Federal Computer Week (FCW), 24 March 2008 reports that Dennis Wisnosky, the chief architect and chief technical officer for DoD’s Business Mission Areas states that “the Department [of Defense (DoD)] is too large an organization to attempt to encompass all of its activities in a single enterprise architecture.”

Similarly, FCW, 26 November 2007, reported that “the size of the Navy Department and the diversity of its missions make it impossible to describe the service in a single integrated architecture.”

Dennis Wisnosky goes on to say that “DoD must achieve business transformation by breaking off manageable components of an enterprise architecture rather than trying to cover everything at once…[this is how we will achieve] the goal of an enterprise architecture [which] is to guide future acquisition and implementation.”

Richard Burk, former chief architect of the Federal EA (FEA) at OMB states: “there is no practical way to create a useful architecture for a large organization. You can get an overall picture of an agency using an [enterprise architecture] of everything the agency does, but when you get down to making it operational, at that point you really need to break it down into segments, into the lines of business.”

The Navy is using the concept of segment architecture, but is calling it “architecture federation.”

Michael Jacob, the Navy’s chief technology officer, “compared the architecture effort to the development of a city plan, in which multiple buildings are built separately, but to the same set of standards and inspection criteria.”

Mr. Jacob continues that “our effort will allow common core architecture elements [technical standards, mission areas, business processes, and data taxonomies] to be identified so that architecture efforts can be aligned to those same standards.”

I believe that every level of an organization, including the highest level, can have a architecture, no matter what the size, and that we should tailor that architecture to the scope of the organization involved. So for an organization the mega-size of DoD, you would have very little detail in at the highest level, EA (like the FEA Practice Guidance demonstrates), but that the detail would build as you decompose to subsequent layers.

For any organization, no matter its size, every level of the architecture is important.
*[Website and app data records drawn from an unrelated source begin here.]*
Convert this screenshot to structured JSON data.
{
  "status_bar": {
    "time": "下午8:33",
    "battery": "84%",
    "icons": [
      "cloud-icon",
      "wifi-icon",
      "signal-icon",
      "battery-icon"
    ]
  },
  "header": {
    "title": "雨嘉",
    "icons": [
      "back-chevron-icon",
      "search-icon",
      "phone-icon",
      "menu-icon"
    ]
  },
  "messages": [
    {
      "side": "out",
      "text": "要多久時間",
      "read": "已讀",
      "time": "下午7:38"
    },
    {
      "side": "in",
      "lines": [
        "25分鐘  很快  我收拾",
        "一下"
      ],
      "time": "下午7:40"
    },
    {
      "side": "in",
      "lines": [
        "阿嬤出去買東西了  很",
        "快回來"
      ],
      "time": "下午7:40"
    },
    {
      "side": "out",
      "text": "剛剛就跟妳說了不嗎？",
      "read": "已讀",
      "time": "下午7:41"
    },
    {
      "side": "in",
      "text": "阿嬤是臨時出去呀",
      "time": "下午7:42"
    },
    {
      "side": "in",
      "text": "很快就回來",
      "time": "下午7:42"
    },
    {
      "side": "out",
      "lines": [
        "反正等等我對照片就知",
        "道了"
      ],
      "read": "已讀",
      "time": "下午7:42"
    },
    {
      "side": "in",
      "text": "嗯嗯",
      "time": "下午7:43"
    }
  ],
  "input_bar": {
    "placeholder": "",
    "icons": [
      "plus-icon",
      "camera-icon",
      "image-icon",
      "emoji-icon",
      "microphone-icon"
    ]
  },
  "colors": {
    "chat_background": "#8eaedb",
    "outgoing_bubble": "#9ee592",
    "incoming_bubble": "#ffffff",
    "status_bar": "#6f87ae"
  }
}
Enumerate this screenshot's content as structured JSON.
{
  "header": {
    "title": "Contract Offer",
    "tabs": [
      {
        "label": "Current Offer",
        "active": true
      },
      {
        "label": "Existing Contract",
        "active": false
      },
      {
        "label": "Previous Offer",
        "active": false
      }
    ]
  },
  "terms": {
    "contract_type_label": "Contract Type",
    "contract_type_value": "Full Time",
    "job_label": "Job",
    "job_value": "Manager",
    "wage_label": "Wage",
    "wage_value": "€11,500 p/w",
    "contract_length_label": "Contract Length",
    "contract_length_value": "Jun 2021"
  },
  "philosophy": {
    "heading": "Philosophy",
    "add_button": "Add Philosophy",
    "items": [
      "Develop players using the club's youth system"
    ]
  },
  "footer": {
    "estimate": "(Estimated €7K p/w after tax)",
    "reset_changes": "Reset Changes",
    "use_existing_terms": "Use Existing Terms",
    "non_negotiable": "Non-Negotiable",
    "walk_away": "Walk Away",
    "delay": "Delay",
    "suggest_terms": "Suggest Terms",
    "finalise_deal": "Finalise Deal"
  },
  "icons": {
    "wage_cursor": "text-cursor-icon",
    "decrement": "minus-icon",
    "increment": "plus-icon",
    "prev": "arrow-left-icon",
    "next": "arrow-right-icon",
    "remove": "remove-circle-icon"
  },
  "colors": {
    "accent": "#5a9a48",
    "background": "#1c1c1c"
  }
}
Within the enterprise architecture itself we need multiple views of detail. For example, from an executive view, we want and need to be able to roll up organizational information into summary “profiles” that executives can quickly digest and use to hit core decision points. At the same, time, from a mid-level manager or analyst view, we want and need to be able to drill down on information—to decompose it into models and inventory views–so that we can analyze it and get the details we need to make a rational decision.

Similarly, within the overall architecture, we need the various views of enterprise, segment, and solutions architecture. The enterprise view is looking at strategic outcomes for the overall enterprise; the segment view decomposes this into actionable architectures for the lines of business; and the solutions architecture “brings it all home” and operationalizes the architectures into actual solutions.

Just like with the profiles, models, and inventories of enterprise architecture where we can roll-up or down, the key with these various architectural levels is that there is line-of-sight from the enterprise to the segment and to the solution. The lower levels must align to and comply with the levels above. This is how we achieve integration, interoperability, standardization, and modernization.